(Bloomberg News) Modern Bank NA, a lender to the wealthy where former football quarterback Joe Montana is vice chairman, hired Citigroup Inc. veteran Damian Kozlowski to lead a turnaround after almost $30 million of losses in five years.

Kozlowski, who ran Citigroup's private bank from June 2005 through April 2007, said he joined New York-based Modern as chief executive officer on Nov. 8. In October 2009, the Office of the Comptroller of the Currency declared the bank in "troubled condition" and ordered it to improve management and capital while diversifying holdings of real-estate loans.

"My job is to put the right strategy and team in place, to make sure that the bank ongoing is profitable and can grow," Kozlowski, 46, said in an interview. Kozlowski also joined Modern's board of directors.

He replaced Jeffrey B. Lane, 68, who resigned Nov. 1 after serving as CEO since June 2008, according to Kozlowski. Lane is the former Travelers Group Inc. and Neuberger Berman Inc. executive who ran Bear Stearns Cos.' money-management arm for a year following the near-collapse of two hedge funds in June 2007. Lane didn't return a call for comment.

Modern caters to clients with a net worth of at least $25 million, with specialties serving Latin Americans and private-equity and real-estate entrepreneurs, Kozlowski said.

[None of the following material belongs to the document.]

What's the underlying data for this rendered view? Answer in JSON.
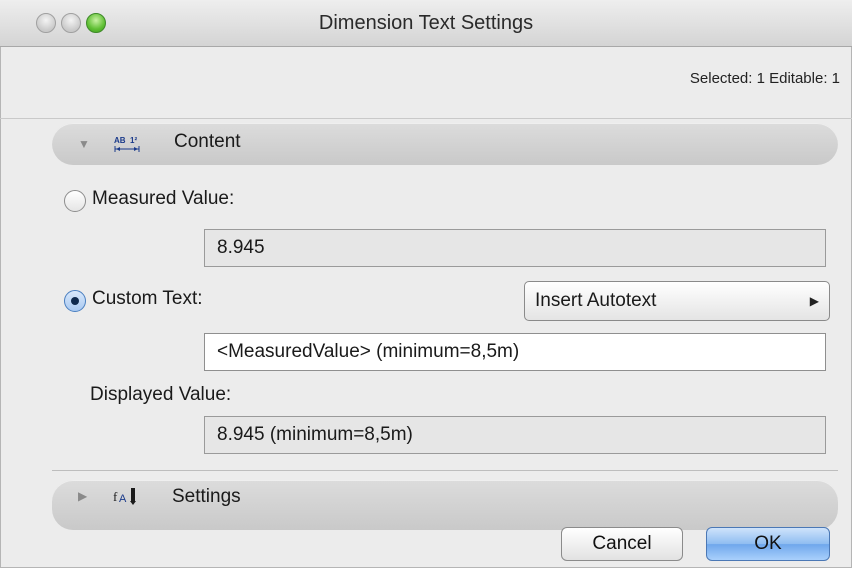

Montana, 54, who played in the National Football League for the San Francisco 49ers and the Kansas City Chiefs and won four Super Bowl titles, was one of four original officers at Modern, according to a September 2006 press release. While not currently a member of Modern's executive team, he serves on the board of directors, according to the bank's website.

"Being Joe Montana, he can be effective with client contact," Kozlowski said.

Kozlowski's Career

Modern's 2009 revenue of $16.6 million is a fraction of Citi Private Bank's $2.07 billion. Still, for Kozlowski the new post marks a return to being a banker for wealthy people.

After a series of jobs at Bank of America Corp. early in his career, he joined New York-based Citigroup in 2000 as head of strategy at Citi Private Bank, which caters to people with more than $20 million. In November 2002, he was named president of the private bank's U.S. region and was promoted to global CEO of the unit in June 2005.

Two years later, he was forced out in a shakeup under Sallie Krawcheck, 46, the head of wealth management who herself was later pushed out and now works at Bank of America. Kozlowski formed a private-equity group to buy a bank or obtain a charter for a new one, then abandoned the effort this year because regulators were reluctant to approve such deals, he said.

Modern History

Modern was formed in December 2005 by Chairman Bippy Siegal, 43, through a buyout of Excel Bank NA for an undisclosed price. Siegal is CEO of New York-based private-equity firm Raycliff Capital and a Boston University trustee. Regulatory records show $6.83 million was pumped into Modern in late 2005.

The September 2006 press release called Modern the "first new private bank in New York in 25 years," with a goal of serving "a select clientele of high-net-worth individuals and families."

Other board members include David House, a J. Crew Group Inc. director and former American Express Co. executive, and Jonathan Linen, another former AmEx manager who serves on the boards of Intercontinental Hotels Group Plc and Yum! Brands Inc.

Modern was unprofitable before Siegal bought it, and the net loss almost tripled to $16.9 million in 2008 from $5.8 million in 2005, regulatory records show. Modern Bank loaned at least $10 million to William "Boots" Del Biaggio, the co- founder of investment firm Sand Hill Capital, who filed for bankruptcy in June 2008 after being accused of fraud, according to an Associated Press report at the time.

Departed Executives

Several executives departed before Lane. Leslie Bains, Modern's head of private banking, was hired by Citi Private Bank in October 2009 to oversee new-client development in the New York area. Theresa Yoon, who was a managing director at Modern, joined First Republic Bank as a senior relationship manager in New York, according to a September 2010 press release from the San Francisco-based bank.

Modern has required $54.7 million of capital infusions since the Siegal-led buyout, regulatory records show. In July 2009 the real-estate firm Fisher Brothers Realty Corp. bought a 16 percent stake for an undisclosed price.

Under the October 2009 OCC order, known as a "formal written agreement," Modern is restricted from paying dividends unless it adheres to a three-year capital program, according to a copy on the agency's website. The company also was ordered to adopt "commercial real estate exposure limits," reduce its sensitivity to interest-rate changes and put "competent management in place," according to the agreement. It was signed by Siegal, Lane, Montana and the other board members.

The bank plans to raise capital for growth once regulators are satisfied with improvements under the OCC agreement, Kozlowski said.